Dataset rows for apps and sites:
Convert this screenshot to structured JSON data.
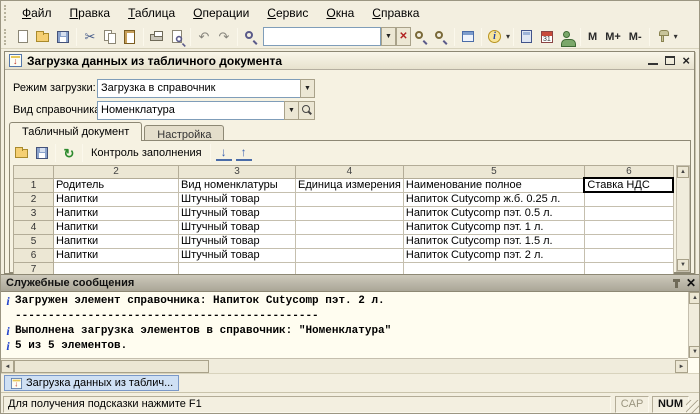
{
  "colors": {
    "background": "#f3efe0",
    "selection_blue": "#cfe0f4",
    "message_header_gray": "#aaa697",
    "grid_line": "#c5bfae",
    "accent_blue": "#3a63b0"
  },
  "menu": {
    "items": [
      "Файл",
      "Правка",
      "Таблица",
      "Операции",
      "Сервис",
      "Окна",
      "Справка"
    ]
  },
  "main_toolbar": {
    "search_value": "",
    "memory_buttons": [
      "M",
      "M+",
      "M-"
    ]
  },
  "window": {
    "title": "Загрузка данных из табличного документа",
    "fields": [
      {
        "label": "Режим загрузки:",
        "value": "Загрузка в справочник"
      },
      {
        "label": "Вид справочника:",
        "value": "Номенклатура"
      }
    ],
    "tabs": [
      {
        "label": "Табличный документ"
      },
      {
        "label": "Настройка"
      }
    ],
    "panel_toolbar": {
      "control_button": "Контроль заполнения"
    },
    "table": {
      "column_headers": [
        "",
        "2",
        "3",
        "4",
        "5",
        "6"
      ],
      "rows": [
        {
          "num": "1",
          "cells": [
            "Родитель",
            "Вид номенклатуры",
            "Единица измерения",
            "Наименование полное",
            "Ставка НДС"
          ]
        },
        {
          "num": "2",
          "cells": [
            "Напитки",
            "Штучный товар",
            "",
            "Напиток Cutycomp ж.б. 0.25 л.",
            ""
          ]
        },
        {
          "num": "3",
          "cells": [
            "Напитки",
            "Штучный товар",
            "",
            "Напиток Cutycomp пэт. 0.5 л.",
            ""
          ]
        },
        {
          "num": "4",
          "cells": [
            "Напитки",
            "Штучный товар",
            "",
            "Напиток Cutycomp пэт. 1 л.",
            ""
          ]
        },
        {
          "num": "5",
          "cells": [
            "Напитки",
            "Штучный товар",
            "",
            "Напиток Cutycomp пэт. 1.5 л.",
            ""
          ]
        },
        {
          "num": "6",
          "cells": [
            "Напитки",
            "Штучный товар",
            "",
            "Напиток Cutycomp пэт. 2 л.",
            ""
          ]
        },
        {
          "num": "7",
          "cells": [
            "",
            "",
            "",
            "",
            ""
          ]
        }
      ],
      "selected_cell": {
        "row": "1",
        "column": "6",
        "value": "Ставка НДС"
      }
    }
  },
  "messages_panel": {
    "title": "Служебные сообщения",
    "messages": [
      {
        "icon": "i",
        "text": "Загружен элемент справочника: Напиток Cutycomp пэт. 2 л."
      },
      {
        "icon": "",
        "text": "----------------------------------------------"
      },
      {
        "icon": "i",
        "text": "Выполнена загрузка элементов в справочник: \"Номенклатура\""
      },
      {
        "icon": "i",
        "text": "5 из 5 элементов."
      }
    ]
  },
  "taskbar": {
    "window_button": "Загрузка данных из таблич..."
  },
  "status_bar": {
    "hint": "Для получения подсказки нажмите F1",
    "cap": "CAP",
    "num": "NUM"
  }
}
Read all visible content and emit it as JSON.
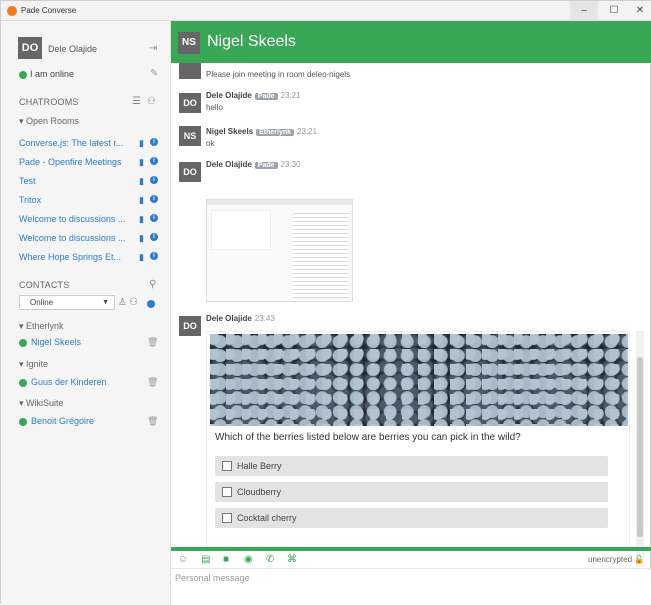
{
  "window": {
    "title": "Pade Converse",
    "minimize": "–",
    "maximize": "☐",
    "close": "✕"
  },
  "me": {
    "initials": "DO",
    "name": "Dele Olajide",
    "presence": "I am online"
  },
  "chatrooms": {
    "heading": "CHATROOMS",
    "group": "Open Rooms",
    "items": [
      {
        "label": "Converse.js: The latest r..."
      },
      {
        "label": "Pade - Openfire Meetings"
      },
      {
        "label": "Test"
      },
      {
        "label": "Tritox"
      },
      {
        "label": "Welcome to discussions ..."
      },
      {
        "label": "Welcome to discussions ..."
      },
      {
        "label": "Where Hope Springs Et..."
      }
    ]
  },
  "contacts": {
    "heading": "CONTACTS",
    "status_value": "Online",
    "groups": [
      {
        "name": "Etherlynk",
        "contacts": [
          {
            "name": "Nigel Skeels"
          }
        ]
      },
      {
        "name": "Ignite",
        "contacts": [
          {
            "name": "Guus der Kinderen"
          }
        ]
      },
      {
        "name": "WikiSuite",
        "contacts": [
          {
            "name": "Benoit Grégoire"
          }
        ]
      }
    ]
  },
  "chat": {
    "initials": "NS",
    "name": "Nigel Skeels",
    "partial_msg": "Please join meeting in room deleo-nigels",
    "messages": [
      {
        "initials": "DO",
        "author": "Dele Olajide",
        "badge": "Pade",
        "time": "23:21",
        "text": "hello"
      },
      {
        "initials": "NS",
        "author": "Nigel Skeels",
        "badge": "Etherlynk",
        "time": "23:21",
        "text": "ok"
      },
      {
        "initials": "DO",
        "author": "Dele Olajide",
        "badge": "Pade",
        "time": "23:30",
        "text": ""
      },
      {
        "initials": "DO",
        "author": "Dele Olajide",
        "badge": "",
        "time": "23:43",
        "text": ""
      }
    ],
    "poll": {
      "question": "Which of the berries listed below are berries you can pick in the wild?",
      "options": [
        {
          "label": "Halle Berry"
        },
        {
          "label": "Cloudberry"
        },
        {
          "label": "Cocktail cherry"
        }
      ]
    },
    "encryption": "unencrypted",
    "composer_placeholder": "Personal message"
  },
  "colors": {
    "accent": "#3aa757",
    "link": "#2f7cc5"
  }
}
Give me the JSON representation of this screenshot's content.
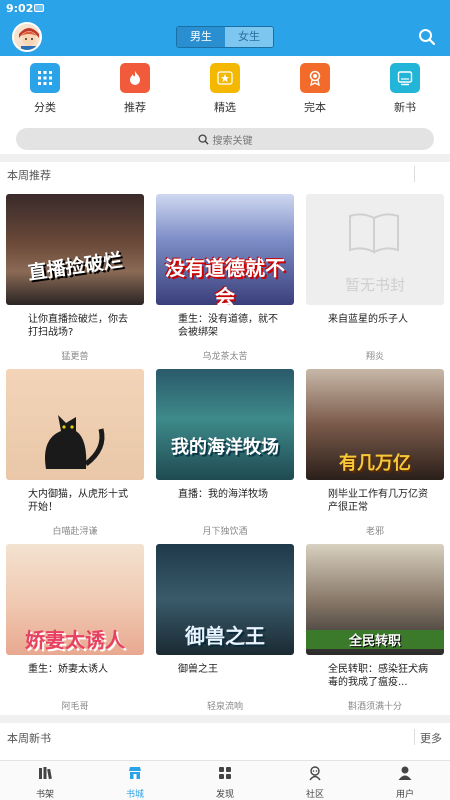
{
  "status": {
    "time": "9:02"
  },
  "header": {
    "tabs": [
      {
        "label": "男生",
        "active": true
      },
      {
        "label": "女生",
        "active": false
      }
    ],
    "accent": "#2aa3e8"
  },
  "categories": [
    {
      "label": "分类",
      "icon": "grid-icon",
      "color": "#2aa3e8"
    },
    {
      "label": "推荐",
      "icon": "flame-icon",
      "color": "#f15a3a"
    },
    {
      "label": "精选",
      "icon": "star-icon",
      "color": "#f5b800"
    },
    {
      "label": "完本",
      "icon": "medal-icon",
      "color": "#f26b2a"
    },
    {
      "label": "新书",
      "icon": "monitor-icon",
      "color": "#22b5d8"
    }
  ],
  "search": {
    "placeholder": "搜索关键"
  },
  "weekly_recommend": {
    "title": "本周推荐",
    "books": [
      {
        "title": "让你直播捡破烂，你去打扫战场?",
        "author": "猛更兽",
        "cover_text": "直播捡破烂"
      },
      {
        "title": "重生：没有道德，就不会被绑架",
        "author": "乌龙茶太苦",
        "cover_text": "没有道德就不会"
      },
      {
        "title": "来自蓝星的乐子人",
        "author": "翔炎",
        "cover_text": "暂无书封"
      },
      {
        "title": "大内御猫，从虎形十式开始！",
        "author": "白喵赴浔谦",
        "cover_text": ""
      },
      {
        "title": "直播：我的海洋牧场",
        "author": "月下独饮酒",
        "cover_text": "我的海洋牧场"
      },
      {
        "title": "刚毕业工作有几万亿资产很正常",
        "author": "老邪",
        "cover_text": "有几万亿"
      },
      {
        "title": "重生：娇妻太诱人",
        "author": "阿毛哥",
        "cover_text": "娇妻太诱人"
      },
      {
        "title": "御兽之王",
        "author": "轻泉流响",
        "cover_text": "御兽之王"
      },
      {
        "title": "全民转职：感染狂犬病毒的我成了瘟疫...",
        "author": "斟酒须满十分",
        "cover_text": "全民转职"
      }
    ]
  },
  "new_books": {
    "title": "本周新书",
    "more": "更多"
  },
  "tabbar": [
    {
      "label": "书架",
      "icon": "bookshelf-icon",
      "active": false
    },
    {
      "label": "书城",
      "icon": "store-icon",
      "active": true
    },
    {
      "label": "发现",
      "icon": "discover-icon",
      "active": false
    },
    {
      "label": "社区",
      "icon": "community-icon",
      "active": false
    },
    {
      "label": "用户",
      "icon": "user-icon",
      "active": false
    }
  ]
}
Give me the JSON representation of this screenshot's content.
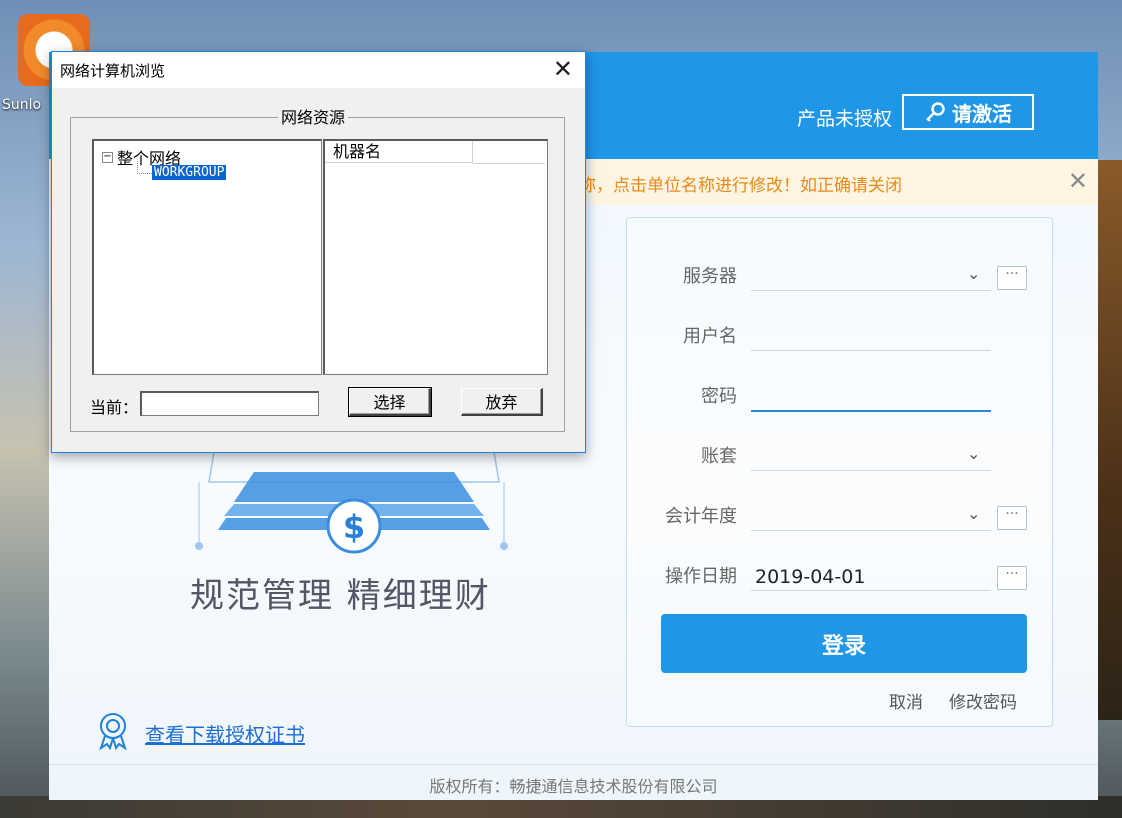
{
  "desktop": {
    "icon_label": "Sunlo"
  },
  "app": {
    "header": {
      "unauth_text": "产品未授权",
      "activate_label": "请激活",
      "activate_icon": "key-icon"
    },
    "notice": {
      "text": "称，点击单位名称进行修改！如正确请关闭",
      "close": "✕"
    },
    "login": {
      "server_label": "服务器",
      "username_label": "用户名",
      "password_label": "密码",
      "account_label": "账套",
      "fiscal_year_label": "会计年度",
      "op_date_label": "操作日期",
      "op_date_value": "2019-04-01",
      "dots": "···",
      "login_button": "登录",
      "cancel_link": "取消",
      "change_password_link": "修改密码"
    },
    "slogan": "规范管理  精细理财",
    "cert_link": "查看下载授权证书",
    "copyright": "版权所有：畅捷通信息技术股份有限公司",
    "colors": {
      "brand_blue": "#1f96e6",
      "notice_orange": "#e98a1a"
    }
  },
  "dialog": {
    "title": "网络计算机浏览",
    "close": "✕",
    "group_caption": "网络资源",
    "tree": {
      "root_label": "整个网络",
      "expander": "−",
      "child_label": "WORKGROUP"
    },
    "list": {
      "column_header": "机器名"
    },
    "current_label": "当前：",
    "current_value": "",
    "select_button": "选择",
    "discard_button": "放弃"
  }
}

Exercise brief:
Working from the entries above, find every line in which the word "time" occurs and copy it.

Your solution:
        "time": "23:21",
        "time": "23:21",
        "time": "23:30",
        "time": "23:43",
    "time": "9:02"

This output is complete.